Photos above by Linda H. Feinberg

Our artists are continuing to paint outdoors. Many of them are working with the Eagle Eyes group painting a boat house on the west side.

Photos above by John Mitchell.

Tuesday, July 15, 2014

Mural is almost done!

We had a great time working on the mural this past weekend.  We are hoping it will be all finished by next weekend. Great project!  And it was a delight to see Colleen O'Connor again, our original president who has moved out of the area.  She was in Manchester over the weekend, saw our group and borrowed brushes and paint to join in. Thank you, Colleen (photo below).

Bea Bearden jumped in when the opportunity arose. She loves to paint portraits and it appears flowers too.

Linda Feinberg (this blogger) with her first time painting on brick. Anthony Williams is a great coach and this was the first time painting on brick for several others too. Thank you to Bea for the two photos above.

Our newest artist, Shirley Perry. She has been a photographer for a long time and has just started painting lessons this year. She's not afraid to learn something new and loves it. Stop by the location and see how much she has finished now.

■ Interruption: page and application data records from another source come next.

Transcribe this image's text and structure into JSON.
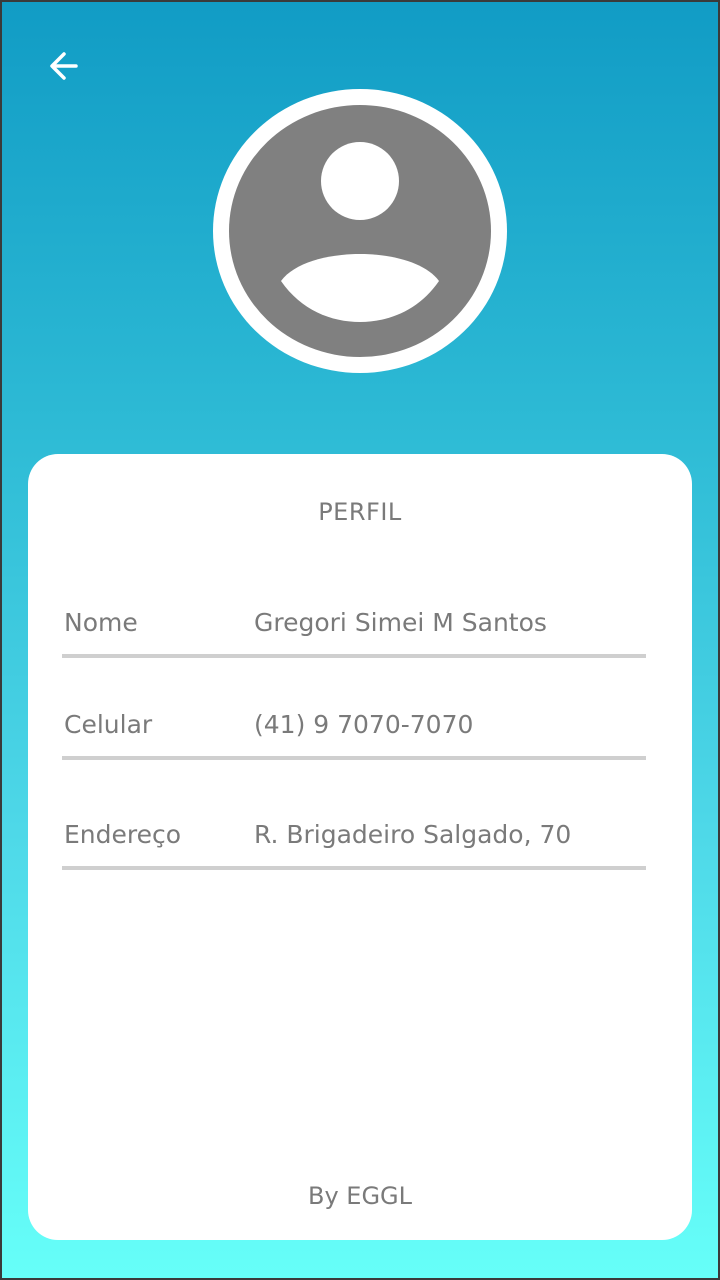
{
  "header": {
    "back_icon": "arrow-left-icon",
    "avatar_icon": "user-placeholder-icon"
  },
  "profile": {
    "title": "PERFIL",
    "fields": [
      {
        "label": "Nome",
        "value": "Gregori Simei M Santos"
      },
      {
        "label": "Celular",
        "value": "(41) 9 7070-7070"
      },
      {
        "label": "Endereço",
        "value": "R. Brigadeiro Salgado, 70"
      }
    ]
  },
  "footer": {
    "credit": "By EGGL"
  },
  "colors": {
    "gradient_top": "#119cc5",
    "gradient_bottom": "#66fff9",
    "text": "#7a7a7a",
    "divider": "#cfcfcf",
    "avatar": "#808080"
  }
}
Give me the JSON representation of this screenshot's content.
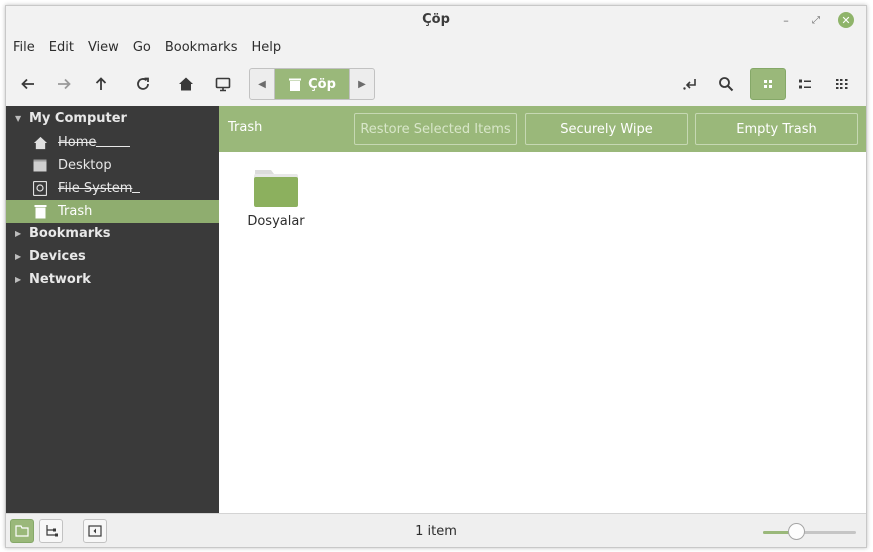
{
  "window": {
    "title": "Çöp"
  },
  "menu": [
    "File",
    "Edit",
    "View",
    "Go",
    "Bookmarks",
    "Help"
  ],
  "pathbar": {
    "crumb": "Çöp"
  },
  "sidebar": {
    "sections": [
      {
        "label": "My Computer",
        "expanded": true
      },
      {
        "label": "Bookmarks",
        "expanded": false
      },
      {
        "label": "Devices",
        "expanded": false
      },
      {
        "label": "Network",
        "expanded": false
      }
    ],
    "items": [
      {
        "label": "Home",
        "icon": "home-icon"
      },
      {
        "label": "Desktop",
        "icon": "desktop-icon"
      },
      {
        "label": "File System",
        "icon": "file-system-icon"
      },
      {
        "label": "Trash",
        "icon": "trash-icon",
        "selected": true
      }
    ]
  },
  "trashbar": {
    "label": "Trash",
    "restore": "Restore Selected Items",
    "wipe": "Securely Wipe",
    "empty": "Empty Trash"
  },
  "files": [
    {
      "name": "Dosyalar",
      "icon": "folder-icon"
    }
  ],
  "status": {
    "text": "1 item",
    "zoom_level": 0.35
  },
  "colors": {
    "accent": "#9ab87a",
    "sidebar_bg": "#3a3a3a",
    "folder": "#8cb05e"
  }
}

Don't forget, 48th Annual Art in the Park show September 20th, 2014 at Veterans Park in Manchester. This annual event is hosted by Manchester Artists Association.  If you sign up before July 31st, they are offering an early bird special to members of $50 per booth. Contact Dee Lessard for more information and an application: 603-661-8305 or by e-mail:
Application is also available online:

Thursday, July 10, 2014

Mural Painting In Progress

Our artists have started painting the mural at 720 Union Street, Manchester (between Harrison and Brook).

Lady Slippers by Rollande Rouselle

Scene on left by Eileen Belanger. Scene on right by Deb Curtin.

Turtle (middle panel) by Deb Funk. Unfinished fruit and vegetables by Shirley Perry.

Butterfly on left by Daniela Edstrom. Caterpillar on right by Anthony Williams.

Paintings on the theme of "Nature in the City" by Friends of Art Manchester. More paintings will be up next week.

Please note that Families in Transition will be having a reception on Thursday, August 7 to celebrate the new design updates at their Douglas Street Housing in Manchester. These updates include paintings by our artists. Please contact our treasurer, Linda Feinberg, if you would like an e-mailed invitation.